Equations (31)-(32) describe the MTS method for solving the INSE in an arbitrary number of overlapping grids. From an implementation perspective, since different interdomain boundary points in a grid can overlap different grids, the coefficients and are computed for each point based on the timestep size of the donor subdomain (). Note that for cases where all the meshes are fixed and the time-size is constant in each subdomain, these coefficients thus need to be computed only at the beginning of the calculation.

Figure 8 shows an example of the interdomain boundary data dependency for the schematic shown in Fig. 7. Here, we assume that the gridpoints on overlap or . Assuming that the solution is know up to time , the boundary data for is extrapolated from the known solutions: , , and , where or 2. Similarly, for the corrector steps (), the boundary data for is extrapolated from the most recent Schwarz iteration and the known solutions:, and .

Figure 8: Schematic showing interdomain boundary data dependency for from and .

We note that unlike the singlerate timestepping scheme where only 1 interpolation is required at each predictor and corrector iteration, the multirate timestepping scheme requires interpolations at the beginning of each predictor step and 1 interpolation at the beginning of each corrector iteration. Thus, for -th order temporal accuracy with an example corresponding to timestep ratio , the STS scheme requires a total of interpolations ( at each sub-timestep) and the MT scheme requires a total of interpolations. Consequently, the MTS typically requires fewer interpolations in comparison to the STS scheme. In Section 4.3, we will use the example of a thermally-buoyant plume to compare the total time to solution between the STS and MTS scheme with .

3.4 Stability Considerations

An underlying assumption of the MTS scheme is that each subdomain has a timestep size that satisfies its CFL stability criterion (2). This requirement ensures intradomain stability, i.e., the unsteady Stokes solve for time-advancing the solution of the INSE is stable in each subdomain. Interdomain stability, however, is similar to the singlerate timestepping scheme and depends on the order of extrapolation () used for interdomain boundary data and the number of Schwarz iterations () used at each timestep.

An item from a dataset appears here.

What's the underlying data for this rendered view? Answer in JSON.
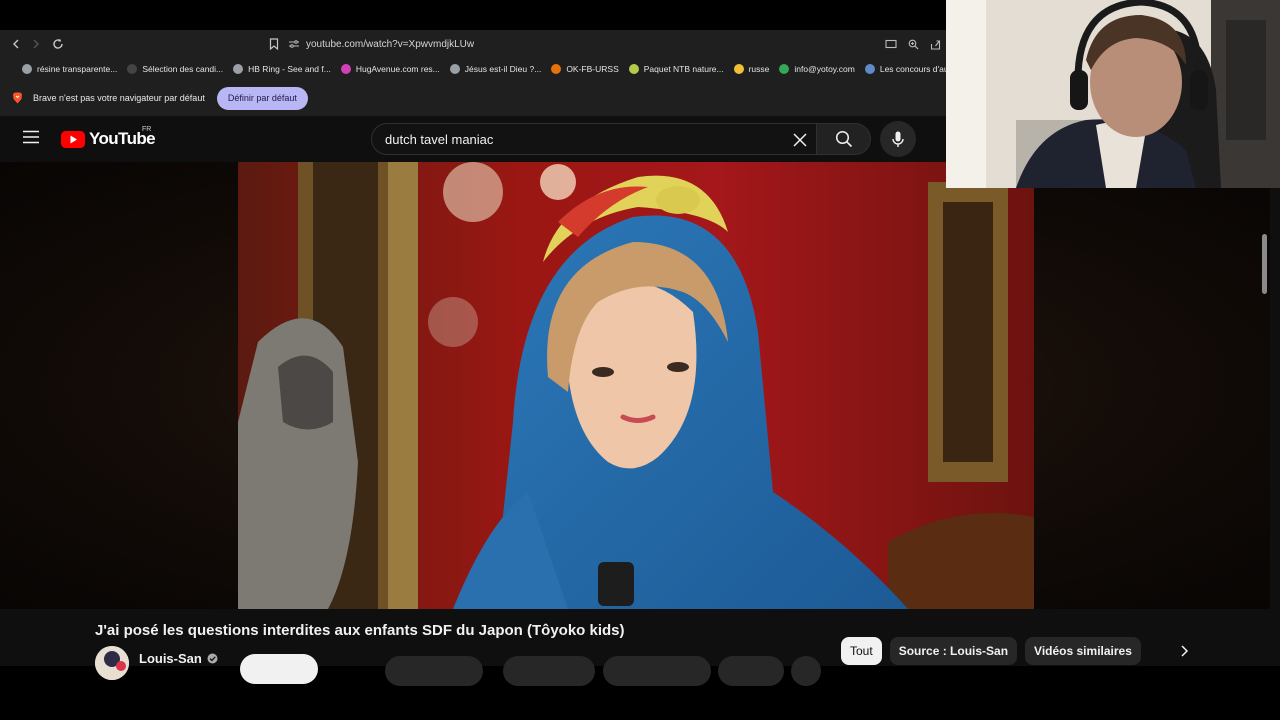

Peet and Fischer peet2012 have analyzed the stability of the singlerate timestepping scheme using an FD-based framework to show than i